Publications

Multimodal network design for sustainable household plastic recycling

Bing Xiaoyun, Xiaoyun; Groot, J.J.; Bloemhof, J.M.; Vorst, J.G.A.J. van der

Summary

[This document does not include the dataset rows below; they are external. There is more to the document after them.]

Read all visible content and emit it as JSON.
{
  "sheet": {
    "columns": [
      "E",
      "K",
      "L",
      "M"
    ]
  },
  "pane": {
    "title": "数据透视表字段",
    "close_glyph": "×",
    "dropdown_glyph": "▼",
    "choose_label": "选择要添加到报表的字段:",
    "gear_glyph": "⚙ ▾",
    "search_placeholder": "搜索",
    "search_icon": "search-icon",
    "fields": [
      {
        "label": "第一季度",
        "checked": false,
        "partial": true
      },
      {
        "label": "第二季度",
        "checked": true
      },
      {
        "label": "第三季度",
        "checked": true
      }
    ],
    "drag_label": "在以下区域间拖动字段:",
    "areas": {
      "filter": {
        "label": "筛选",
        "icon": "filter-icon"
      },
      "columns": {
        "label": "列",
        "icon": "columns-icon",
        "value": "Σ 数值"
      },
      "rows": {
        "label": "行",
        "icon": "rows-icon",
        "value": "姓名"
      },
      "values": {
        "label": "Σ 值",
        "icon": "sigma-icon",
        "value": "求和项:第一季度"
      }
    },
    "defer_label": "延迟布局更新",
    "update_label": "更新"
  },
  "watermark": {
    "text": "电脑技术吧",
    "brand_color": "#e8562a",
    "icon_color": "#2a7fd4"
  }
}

Purpose – This research studies a plastic recycling system from a reverse logistics angle and investigates the potential benefits of a multimodality strategy to the network design of plastic recycling. This research aims to quantify the impact of multimodality on the network, to provide decision support for the design of more sustainable plastic recycling networks in the future. Design/methodology/approach – A MILP model is developed to assess different plastic waste collection, treatment and transportation scenarios. Comprehensive costs of the network are considered, including emission costs. A baseline scenario represents the optimized current situation while other scenarios allow multimodality options (barge and train) to be applied. Findings – Results show that transportation cost contributes to about 7 percent of the total cost and multimodality can bring a reduction of almost 20 percent in transportation costs (CO2-eq emissions included). In our illustrative case with two plastic separation methods, the post-separation channel benefits more from a multimodality strategy than the source-separation channel. This relates to the locations and availability of intermediate facilities and the quantity of waste transported on each route. Originality/value – This study applies a reverse logistics network model to design a plastic recycling network with special structures and incorporates a multimodality strategy to improve sustainability. Emission costs (carbon